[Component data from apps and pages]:
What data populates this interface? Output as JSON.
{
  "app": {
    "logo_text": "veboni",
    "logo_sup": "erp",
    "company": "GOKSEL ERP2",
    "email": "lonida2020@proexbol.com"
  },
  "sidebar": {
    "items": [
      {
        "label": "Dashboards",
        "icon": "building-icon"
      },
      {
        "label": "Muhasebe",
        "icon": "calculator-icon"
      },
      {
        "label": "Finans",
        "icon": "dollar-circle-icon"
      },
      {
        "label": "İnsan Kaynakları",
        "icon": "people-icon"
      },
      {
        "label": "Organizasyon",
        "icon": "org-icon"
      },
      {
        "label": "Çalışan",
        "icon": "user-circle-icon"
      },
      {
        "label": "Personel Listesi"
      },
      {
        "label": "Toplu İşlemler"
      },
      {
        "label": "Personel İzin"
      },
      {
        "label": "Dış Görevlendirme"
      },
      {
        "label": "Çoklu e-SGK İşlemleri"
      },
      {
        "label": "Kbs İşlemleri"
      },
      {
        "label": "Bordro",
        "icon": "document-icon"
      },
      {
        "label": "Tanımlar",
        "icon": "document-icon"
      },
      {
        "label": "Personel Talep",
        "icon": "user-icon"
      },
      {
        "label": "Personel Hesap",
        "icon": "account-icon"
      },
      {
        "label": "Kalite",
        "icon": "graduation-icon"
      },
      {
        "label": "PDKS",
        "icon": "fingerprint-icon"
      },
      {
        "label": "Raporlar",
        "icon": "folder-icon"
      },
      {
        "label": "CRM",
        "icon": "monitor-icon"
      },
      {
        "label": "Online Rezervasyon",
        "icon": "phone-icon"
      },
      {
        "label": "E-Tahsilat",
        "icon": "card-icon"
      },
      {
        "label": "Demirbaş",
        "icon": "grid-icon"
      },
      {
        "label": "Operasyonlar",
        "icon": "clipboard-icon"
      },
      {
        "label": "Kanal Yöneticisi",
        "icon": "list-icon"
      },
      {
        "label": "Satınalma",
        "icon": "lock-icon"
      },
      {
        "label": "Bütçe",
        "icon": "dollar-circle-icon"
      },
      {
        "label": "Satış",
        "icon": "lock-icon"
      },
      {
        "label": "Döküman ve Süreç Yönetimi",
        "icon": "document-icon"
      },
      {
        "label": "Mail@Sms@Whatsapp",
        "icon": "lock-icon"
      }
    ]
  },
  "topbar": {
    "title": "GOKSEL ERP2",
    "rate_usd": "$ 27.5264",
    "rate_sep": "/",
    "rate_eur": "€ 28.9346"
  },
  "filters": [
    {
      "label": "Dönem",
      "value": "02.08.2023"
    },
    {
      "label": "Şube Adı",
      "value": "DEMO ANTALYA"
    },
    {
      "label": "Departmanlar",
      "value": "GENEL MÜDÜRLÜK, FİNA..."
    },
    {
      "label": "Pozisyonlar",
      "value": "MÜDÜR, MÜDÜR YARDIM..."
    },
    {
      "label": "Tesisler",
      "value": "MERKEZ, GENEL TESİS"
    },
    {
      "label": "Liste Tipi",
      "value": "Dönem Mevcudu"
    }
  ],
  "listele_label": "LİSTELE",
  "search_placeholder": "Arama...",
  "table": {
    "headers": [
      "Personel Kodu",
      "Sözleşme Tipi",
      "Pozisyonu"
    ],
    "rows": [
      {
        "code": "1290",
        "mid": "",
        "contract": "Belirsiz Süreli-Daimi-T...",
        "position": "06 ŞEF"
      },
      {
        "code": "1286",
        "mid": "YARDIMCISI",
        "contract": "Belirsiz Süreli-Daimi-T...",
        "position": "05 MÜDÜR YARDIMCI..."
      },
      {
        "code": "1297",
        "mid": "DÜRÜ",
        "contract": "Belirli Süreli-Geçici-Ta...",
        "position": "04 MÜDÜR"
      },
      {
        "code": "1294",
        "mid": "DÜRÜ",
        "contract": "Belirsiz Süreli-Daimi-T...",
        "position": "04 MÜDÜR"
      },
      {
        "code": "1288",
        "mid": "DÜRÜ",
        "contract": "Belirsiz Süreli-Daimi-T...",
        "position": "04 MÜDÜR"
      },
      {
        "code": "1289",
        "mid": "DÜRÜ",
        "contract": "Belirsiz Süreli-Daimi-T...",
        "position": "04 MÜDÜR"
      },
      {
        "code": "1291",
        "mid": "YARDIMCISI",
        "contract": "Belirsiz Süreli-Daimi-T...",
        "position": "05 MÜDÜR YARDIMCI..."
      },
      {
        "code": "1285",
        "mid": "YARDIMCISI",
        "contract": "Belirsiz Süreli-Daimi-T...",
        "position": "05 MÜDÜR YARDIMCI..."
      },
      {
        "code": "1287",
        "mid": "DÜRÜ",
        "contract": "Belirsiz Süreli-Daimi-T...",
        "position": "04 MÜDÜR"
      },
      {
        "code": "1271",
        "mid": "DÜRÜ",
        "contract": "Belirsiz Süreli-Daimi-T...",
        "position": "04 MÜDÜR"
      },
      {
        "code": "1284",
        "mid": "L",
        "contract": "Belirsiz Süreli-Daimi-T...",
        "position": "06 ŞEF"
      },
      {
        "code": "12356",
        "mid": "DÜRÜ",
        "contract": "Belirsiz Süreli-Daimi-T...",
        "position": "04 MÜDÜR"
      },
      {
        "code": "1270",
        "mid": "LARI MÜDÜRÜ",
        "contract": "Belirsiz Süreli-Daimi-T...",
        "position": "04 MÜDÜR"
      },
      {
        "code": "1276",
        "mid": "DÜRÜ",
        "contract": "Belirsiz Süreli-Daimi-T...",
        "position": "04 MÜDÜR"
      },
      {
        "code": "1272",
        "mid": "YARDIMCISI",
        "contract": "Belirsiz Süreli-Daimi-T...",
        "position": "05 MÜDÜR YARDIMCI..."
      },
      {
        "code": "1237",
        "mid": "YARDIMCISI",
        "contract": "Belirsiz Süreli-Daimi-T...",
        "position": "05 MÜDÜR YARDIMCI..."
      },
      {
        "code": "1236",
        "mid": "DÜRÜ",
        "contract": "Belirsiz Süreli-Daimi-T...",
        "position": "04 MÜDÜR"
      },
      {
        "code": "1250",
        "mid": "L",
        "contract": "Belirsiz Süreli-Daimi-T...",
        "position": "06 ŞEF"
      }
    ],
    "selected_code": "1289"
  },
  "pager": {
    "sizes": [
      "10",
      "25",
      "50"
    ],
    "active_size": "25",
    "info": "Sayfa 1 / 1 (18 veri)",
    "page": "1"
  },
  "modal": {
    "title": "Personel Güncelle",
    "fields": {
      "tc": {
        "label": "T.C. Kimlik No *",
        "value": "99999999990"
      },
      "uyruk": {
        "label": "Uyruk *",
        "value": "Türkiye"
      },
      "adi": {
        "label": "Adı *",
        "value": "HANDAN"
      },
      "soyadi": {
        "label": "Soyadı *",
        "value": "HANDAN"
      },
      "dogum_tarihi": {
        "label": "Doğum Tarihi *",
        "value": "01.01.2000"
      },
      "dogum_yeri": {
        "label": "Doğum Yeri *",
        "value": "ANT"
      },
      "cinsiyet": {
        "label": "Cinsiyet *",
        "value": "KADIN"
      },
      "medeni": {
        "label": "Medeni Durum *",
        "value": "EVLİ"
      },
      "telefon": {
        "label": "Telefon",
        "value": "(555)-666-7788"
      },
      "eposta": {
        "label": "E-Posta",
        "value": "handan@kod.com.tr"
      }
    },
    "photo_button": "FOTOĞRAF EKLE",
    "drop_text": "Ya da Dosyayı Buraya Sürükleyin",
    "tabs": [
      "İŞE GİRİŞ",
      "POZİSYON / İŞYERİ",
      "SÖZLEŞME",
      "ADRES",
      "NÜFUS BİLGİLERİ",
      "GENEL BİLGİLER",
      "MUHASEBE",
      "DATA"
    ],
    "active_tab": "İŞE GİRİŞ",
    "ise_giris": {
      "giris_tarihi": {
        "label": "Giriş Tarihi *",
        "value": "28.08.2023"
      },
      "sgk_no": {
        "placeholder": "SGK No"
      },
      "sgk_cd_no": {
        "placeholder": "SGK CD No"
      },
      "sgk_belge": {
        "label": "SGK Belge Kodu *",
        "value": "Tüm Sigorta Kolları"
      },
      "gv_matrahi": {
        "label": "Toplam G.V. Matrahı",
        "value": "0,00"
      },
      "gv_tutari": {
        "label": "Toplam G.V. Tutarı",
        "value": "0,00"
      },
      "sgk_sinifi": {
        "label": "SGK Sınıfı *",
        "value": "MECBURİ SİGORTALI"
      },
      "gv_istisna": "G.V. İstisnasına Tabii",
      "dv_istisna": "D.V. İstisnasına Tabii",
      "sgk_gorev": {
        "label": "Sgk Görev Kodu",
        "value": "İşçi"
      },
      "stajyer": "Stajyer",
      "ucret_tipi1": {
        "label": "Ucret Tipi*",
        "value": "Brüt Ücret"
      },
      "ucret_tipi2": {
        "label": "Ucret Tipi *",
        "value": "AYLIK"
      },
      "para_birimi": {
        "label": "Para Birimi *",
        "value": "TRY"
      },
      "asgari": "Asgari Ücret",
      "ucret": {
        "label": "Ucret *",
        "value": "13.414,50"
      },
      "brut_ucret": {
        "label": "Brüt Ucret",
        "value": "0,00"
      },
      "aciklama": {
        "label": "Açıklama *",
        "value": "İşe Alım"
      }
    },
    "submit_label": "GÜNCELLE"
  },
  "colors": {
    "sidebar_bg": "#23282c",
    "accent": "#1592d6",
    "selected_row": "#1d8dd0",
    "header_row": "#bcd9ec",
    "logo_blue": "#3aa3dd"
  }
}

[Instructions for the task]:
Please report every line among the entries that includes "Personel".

[Task output]:
        "label": "Personel Listesi"
        "label": "Personel İzin"
        "label": "Personel Talep",
        "label": "Personel Hesap",
      "Personel Kodu",
    "title": "Personel Güncelle",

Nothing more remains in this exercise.